Exercise prompt>
Although the entries contain pictures, the copy should hold only their exact text.

▬▬▬

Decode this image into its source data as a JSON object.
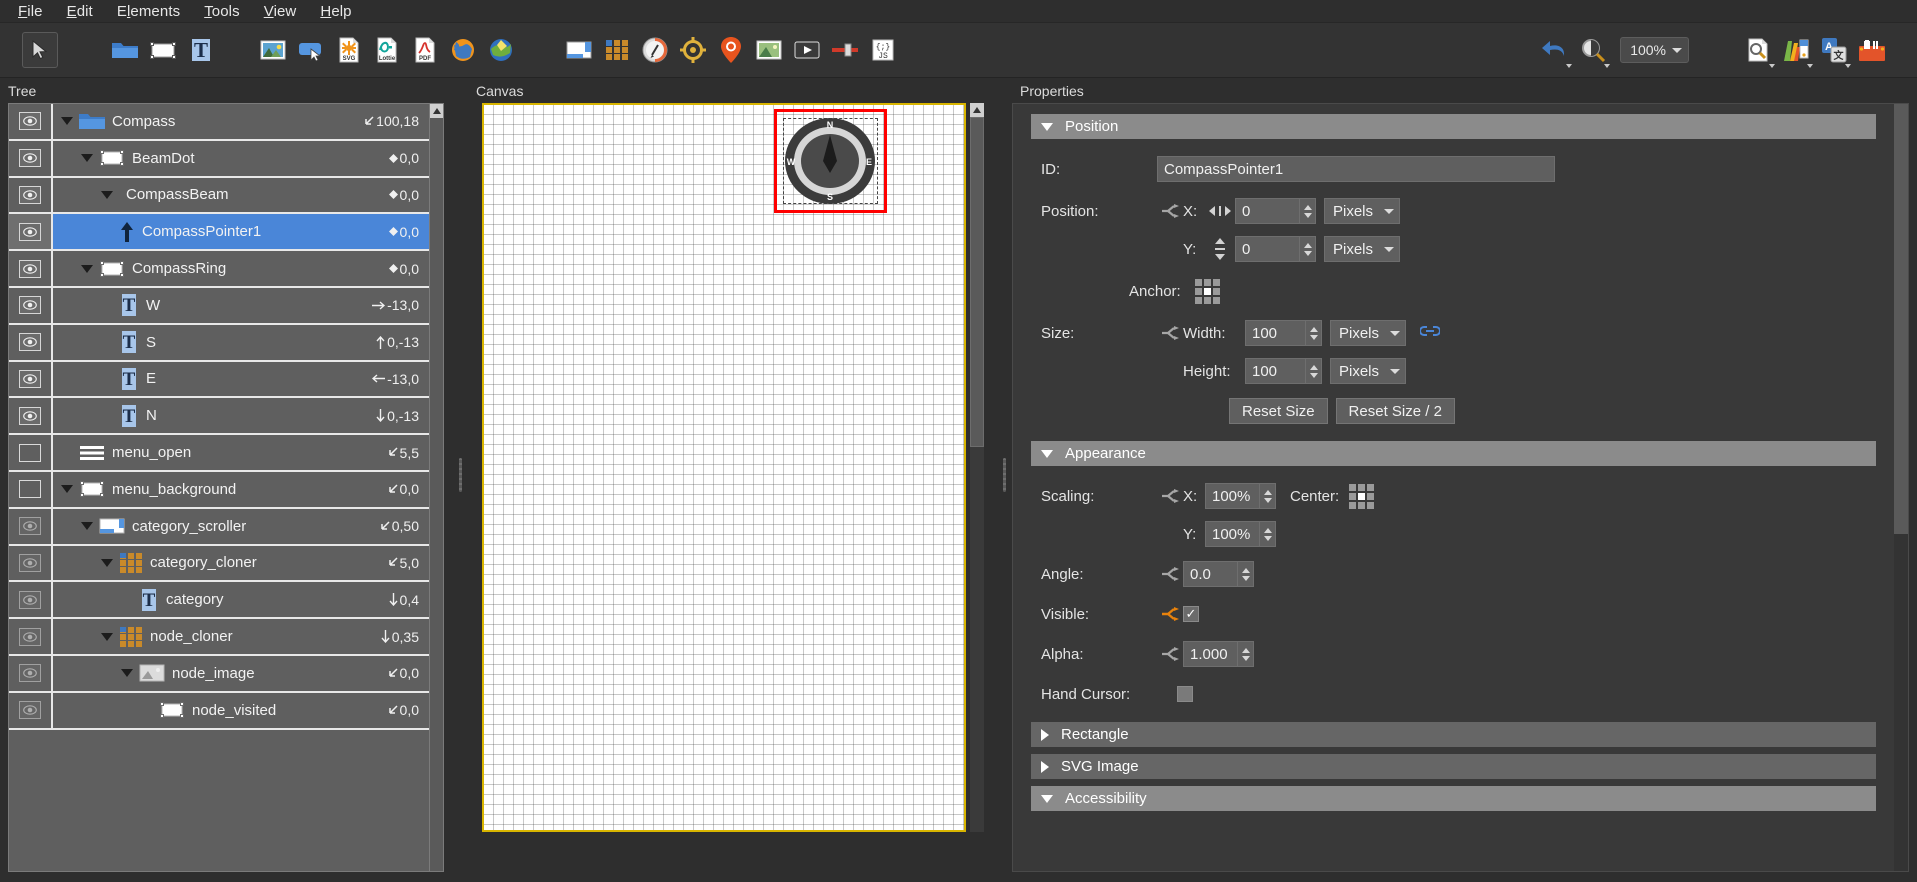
{
  "menubar": {
    "items": [
      {
        "pre": "",
        "accel": "F",
        "post": "ile"
      },
      {
        "pre": "",
        "accel": "E",
        "post": "dit"
      },
      {
        "pre": "E",
        "accel": "l",
        "post": "ements"
      },
      {
        "pre": "",
        "accel": "T",
        "post": "ools"
      },
      {
        "pre": "",
        "accel": "V",
        "post": "iew"
      },
      {
        "pre": "",
        "accel": "H",
        "post": "elp"
      }
    ],
    "labels": [
      "File",
      "Edit",
      "Elements",
      "Tools",
      "View",
      "Help"
    ]
  },
  "toolbar": {
    "tools": [
      {
        "name": "select-tool",
        "title": "Select"
      },
      {
        "name": "folder-tool",
        "title": "Folder"
      },
      {
        "name": "rectangle-tool",
        "title": "Rectangle"
      },
      {
        "name": "text-tool",
        "title": "Text"
      },
      {
        "name": "image-tool",
        "title": "Image"
      },
      {
        "name": "button-tool",
        "title": "Button"
      },
      {
        "name": "svg-tool",
        "title": "SVG"
      },
      {
        "name": "lottie-tool",
        "title": "Lottie"
      },
      {
        "name": "pdf-tool",
        "title": "PDF"
      },
      {
        "name": "web-tool",
        "title": "Web"
      },
      {
        "name": "map-tool",
        "title": "Map"
      },
      {
        "name": "screen-tool",
        "title": "Screen"
      },
      {
        "name": "cloner-tool",
        "title": "Cloner"
      },
      {
        "name": "compass-tool",
        "title": "Compass"
      },
      {
        "name": "target-tool",
        "title": "Target"
      },
      {
        "name": "marker-tool",
        "title": "Marker"
      },
      {
        "name": "photo-tool",
        "title": "Photo"
      },
      {
        "name": "video-tool",
        "title": "Video"
      },
      {
        "name": "slider-tool",
        "title": "Slider"
      },
      {
        "name": "script-tool",
        "title": "Script"
      }
    ],
    "right_tools": [
      {
        "name": "undo-button",
        "title": "Undo"
      },
      {
        "name": "zoom-button",
        "title": "Zoom"
      }
    ],
    "zoom_value": "100%",
    "far_right_tools": [
      {
        "name": "inspect-button",
        "title": "Inspect"
      },
      {
        "name": "palette-button",
        "title": "Palette"
      },
      {
        "name": "translate-button",
        "title": "Translate"
      },
      {
        "name": "toolbox-button",
        "title": "Toolbox"
      }
    ]
  },
  "tree": {
    "title": "Tree",
    "rows": [
      {
        "label": "Compass",
        "value": "100,18",
        "badge": "arrow-sw",
        "indent": 0,
        "caret": "down",
        "icon": "folder",
        "eye": "on"
      },
      {
        "label": "BeamDot",
        "value": "0,0",
        "badge": "diamond",
        "indent": 1,
        "caret": "down",
        "icon": "rect",
        "eye": "on"
      },
      {
        "label": "CompassBeam",
        "value": "0,0",
        "badge": "diamond",
        "indent": 2,
        "caret": "down",
        "icon": "none",
        "eye": "on"
      },
      {
        "label": "CompassPointer1",
        "value": "0,0",
        "badge": "diamond",
        "indent": 2,
        "caret": "none",
        "icon": "arrow-up",
        "eye": "on",
        "selected": true
      },
      {
        "label": "CompassRing",
        "value": "0,0",
        "badge": "diamond",
        "indent": 1,
        "caret": "down",
        "icon": "rect",
        "eye": "on"
      },
      {
        "label": "W",
        "value": "-13,0",
        "badge": "arrow-right",
        "indent": 2,
        "caret": "none",
        "icon": "text",
        "eye": "on"
      },
      {
        "label": "S",
        "value": "0,-13",
        "badge": "arrow-up",
        "indent": 2,
        "caret": "none",
        "icon": "text",
        "eye": "on"
      },
      {
        "label": "E",
        "value": "-13,0",
        "badge": "arrow-left",
        "indent": 2,
        "caret": "none",
        "icon": "text",
        "eye": "on"
      },
      {
        "label": "N",
        "value": "0,-13",
        "badge": "arrow-down",
        "indent": 2,
        "caret": "none",
        "icon": "text",
        "eye": "on"
      },
      {
        "label": "menu_open",
        "value": "5,5",
        "badge": "arrow-sw",
        "indent": 0,
        "caret": "none",
        "icon": "hamburger",
        "eye": "off"
      },
      {
        "label": "menu_background",
        "value": "0,0",
        "badge": "arrow-sw",
        "indent": 0,
        "caret": "down",
        "icon": "rect",
        "eye": "off"
      },
      {
        "label": "category_scroller",
        "value": "0,50",
        "badge": "arrow-sw",
        "indent": 1,
        "caret": "down",
        "icon": "scroller",
        "eye": "dim"
      },
      {
        "label": "category_cloner",
        "value": "5,0",
        "badge": "arrow-sw",
        "indent": 2,
        "caret": "down",
        "icon": "cloner",
        "eye": "dim"
      },
      {
        "label": "category",
        "value": "0,4",
        "badge": "arrow-down",
        "indent": 3,
        "caret": "none",
        "icon": "text",
        "eye": "dim"
      },
      {
        "label": "node_cloner",
        "value": "0,35",
        "badge": "arrow-down",
        "indent": 2,
        "caret": "down",
        "icon": "cloner",
        "eye": "dim"
      },
      {
        "label": "node_image",
        "value": "0,0",
        "badge": "arrow-sw",
        "indent": 3,
        "caret": "down",
        "icon": "image",
        "eye": "dim"
      },
      {
        "label": "node_visited",
        "value": "0,0",
        "badge": "arrow-sw",
        "indent": 4,
        "caret": "none",
        "icon": "rect",
        "eye": "dim"
      }
    ]
  },
  "canvas": {
    "title": "Canvas",
    "compass": {
      "n": "N",
      "e": "E",
      "s": "S",
      "w": "W"
    }
  },
  "properties": {
    "title": "Properties",
    "sections": {
      "position": {
        "label": "Position",
        "id_label": "ID:",
        "id_value": "CompassPointer1",
        "position_label": "Position:",
        "x_label": "X:",
        "x_value": "0",
        "x_unit": "Pixels",
        "y_label": "Y:",
        "y_value": "0",
        "y_unit": "Pixels",
        "anchor_label": "Anchor:",
        "size_label": "Size:",
        "width_label": "Width:",
        "width_value": "100",
        "width_unit": "Pixels",
        "height_label": "Height:",
        "height_value": "100",
        "height_unit": "Pixels",
        "reset_size": "Reset Size",
        "reset_size_half": "Reset Size / 2"
      },
      "appearance": {
        "label": "Appearance",
        "scaling_label": "Scaling:",
        "scale_x_label": "X:",
        "scale_x_value": "100%",
        "scale_y_label": "Y:",
        "scale_y_value": "100%",
        "center_label": "Center:",
        "angle_label": "Angle:",
        "angle_value": "0.0",
        "visible_label": "Visible:",
        "visible_checked": "✓",
        "alpha_label": "Alpha:",
        "alpha_value": "1.000",
        "hand_cursor_label": "Hand Cursor:"
      },
      "rectangle": {
        "label": "Rectangle"
      },
      "svg_image": {
        "label": "SVG Image"
      },
      "accessibility": {
        "label": "Accessibility"
      }
    }
  },
  "colors": {
    "accent_blue": "#4a86d8",
    "selection_red": "#ff0000",
    "canvas_border": "#d8b500",
    "orange_anim": "#e8820c",
    "panel_bg": "#2e2e2e",
    "tree_row": "#5f5f5f"
  }
}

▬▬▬

Response>
Decode this image into its source data as a JSON object.
{
  "menubar": {
    "items": [
      {
        "pre": "",
        "accel": "F",
        "post": "ile"
      },
      {
        "pre": "",
        "accel": "E",
        "post": "dit"
      },
      {
        "pre": "E",
        "accel": "l",
        "post": "ements"
      },
      {
        "pre": "",
        "accel": "T",
        "post": "ools"
      },
      {
        "pre": "",
        "accel": "V",
        "post": "iew"
      },
      {
        "pre": "",
        "accel": "H",
        "post": "elp"
      }
    ],
    "labels": [
      "File",
      "Edit",
      "Elements",
      "Tools",
      "View",
      "Help"
    ]
  },
  "toolbar": {
    "tools": [
      {
        "name": "select-tool",
        "title": "Select"
      },
      {
        "name": "folder-tool",
        "title": "Folder"
      },
      {
        "name": "rectangle-tool",
        "title": "Rectangle"
      },
      {
        "name": "text-tool",
        "title": "Text"
      },
      {
        "name": "image-tool",
        "title": "Image"
      },
      {
        "name": "button-tool",
        "title": "Button"
      },
      {
        "name": "svg-tool",
        "title": "SVG"
      },
      {
        "name": "lottie-tool",
        "title": "Lottie"
      },
      {
        "name": "pdf-tool",
        "title": "PDF"
      },
      {
        "name": "web-tool",
        "title": "Web"
      },
      {
        "name": "map-tool",
        "title": "Map"
      },
      {
        "name": "screen-tool",
        "title": "Screen"
      },
      {
        "name": "cloner-tool",
        "title": "Cloner"
      },
      {
        "name": "compass-tool",
        "title": "Compass"
      },
      {
        "name": "target-tool",
        "title": "Target"
      },
      {
        "name": "marker-tool",
        "title": "Marker"
      },
      {
        "name": "photo-tool",
        "title": "Photo"
      },
      {
        "name": "video-tool",
        "title": "Video"
      },
      {
        "name": "slider-tool",
        "title": "Slider"
      },
      {
        "name": "script-tool",
        "title": "Script"
      }
    ],
    "right_tools": [
      {
        "name": "undo-button",
        "title": "Undo"
      },
      {
        "name": "zoom-button",
        "title": "Zoom"
      }
    ],
    "zoom_value": "100%",
    "far_right_tools": [
      {
        "name": "inspect-button",
        "title": "Inspect"
      },
      {
        "name": "palette-button",
        "title": "Palette"
      },
      {
        "name": "translate-button",
        "title": "Translate"
      },
      {
        "name": "toolbox-button",
        "title": "Toolbox"
      }
    ]
  },
  "tree": {
    "title": "Tree",
    "rows": [
      {
        "label": "Compass",
        "value": "100,18",
        "badge": "arrow-sw",
        "indent": 0,
        "caret": "down",
        "icon": "folder",
        "eye": "on"
      },
      {
        "label": "BeamDot",
        "value": "0,0",
        "badge": "diamond",
        "indent": 1,
        "caret": "down",
        "icon": "rect",
        "eye": "on"
      },
      {
        "label": "CompassBeam",
        "value": "0,0",
        "badge": "diamond",
        "indent": 2,
        "caret": "down",
        "icon": "none",
        "eye": "on"
      },
      {
        "label": "CompassPointer1",
        "value": "0,0",
        "badge": "diamond",
        "indent": 2,
        "caret": "none",
        "icon": "arrow-up",
        "eye": "on",
        "selected": true
      },
      {
        "label": "CompassRing",
        "value": "0,0",
        "badge": "diamond",
        "indent": 1,
        "caret": "down",
        "icon": "rect",
        "eye": "on"
      },
      {
        "label": "W",
        "value": "-13,0",
        "badge": "arrow-right",
        "indent": 2,
        "caret": "none",
        "icon": "text",
        "eye": "on"
      },
      {
        "label": "S",
        "value": "0,-13",
        "badge": "arrow-up",
        "indent": 2,
        "caret": "none",
        "icon": "text",
        "eye": "on"
      },
      {
        "label": "E",
        "value": "-13,0",
        "badge": "arrow-left",
        "indent": 2,
        "caret": "none",
        "icon": "text",
        "eye": "on"
      },
      {
        "label": "N",
        "value": "0,-13",
        "badge": "arrow-down",
        "indent": 2,
        "caret": "none",
        "icon": "text",
        "eye": "on"
      },
      {
        "label": "menu_open",
        "value": "5,5",
        "badge": "arrow-sw",
        "indent": 0,
        "caret": "none",
        "icon": "hamburger",
        "eye": "off"
      },
      {
        "label": "menu_background",
        "value": "0,0",
        "badge": "arrow-sw",
        "indent": 0,
        "caret": "down",
        "icon": "rect",
        "eye": "off"
      },
      {
        "label": "category_scroller",
        "value": "0,50",
        "badge": "arrow-sw",
        "indent": 1,
        "caret": "down",
        "icon": "scroller",
        "eye": "dim"
      },
      {
        "label": "category_cloner",
        "value": "5,0",
        "badge": "arrow-sw",
        "indent": 2,
        "caret": "down",
        "icon": "cloner",
        "eye": "dim"
      },
      {
        "label": "category",
        "value": "0,4",
        "badge": "arrow-down",
        "indent": 3,
        "caret": "none",
        "icon": "text",
        "eye": "dim"
      },
      {
        "label": "node_cloner",
        "value": "0,35",
        "badge": "arrow-down",
        "indent": 2,
        "caret": "down",
        "icon": "cloner",
        "eye": "dim"
      },
      {
        "label": "node_image",
        "value": "0,0",
        "badge": "arrow-sw",
        "indent": 3,
        "caret": "down",
        "icon": "image",
        "eye": "dim"
      },
      {
        "label": "node_visited",
        "value": "0,0",
        "badge": "arrow-sw",
        "indent": 4,
        "caret": "none",
        "icon": "rect",
        "eye": "dim"
      }
    ]
  },
  "canvas": {
    "title": "Canvas",
    "compass": {
      "n": "N",
      "e": "E",
      "s": "S",
      "w": "W"
    }
  },
  "properties": {
    "title": "Properties",
    "sections": {
      "position": {
        "label": "Position",
        "id_label": "ID:",
        "id_value": "CompassPointer1",
        "position_label": "Position:",
        "x_label": "X:",
        "x_value": "0",
        "x_unit": "Pixels",
        "y_label": "Y:",
        "y_value": "0",
        "y_unit": "Pixels",
        "anchor_label": "Anchor:",
        "size_label": "Size:",
        "width_label": "Width:",
        "width_value": "100",
        "width_unit": "Pixels",
        "height_label": "Height:",
        "height_value": "100",
        "height_unit": "Pixels",
        "reset_size": "Reset Size",
        "reset_size_half": "Reset Size / 2"
      },
      "appearance": {
        "label": "Appearance",
        "scaling_label": "Scaling:",
        "scale_x_label": "X:",
        "scale_x_value": "100%",
        "scale_y_label": "Y:",
        "scale_y_value": "100%",
        "center_label": "Center:",
        "angle_label": "Angle:",
        "angle_value": "0.0",
        "visible_label": "Visible:",
        "visible_checked": "✓",
        "alpha_label": "Alpha:",
        "alpha_value": "1.000",
        "hand_cursor_label": "Hand Cursor:"
      },
      "rectangle": {
        "label": "Rectangle"
      },
      "svg_image": {
        "label": "SVG Image"
      },
      "accessibility": {
        "label": "Accessibility"
      }
    }
  },
  "colors": {
    "accent_blue": "#4a86d8",
    "selection_red": "#ff0000",
    "canvas_border": "#d8b500",
    "orange_anim": "#e8820c",
    "panel_bg": "#2e2e2e",
    "tree_row": "#5f5f5f"
  }
}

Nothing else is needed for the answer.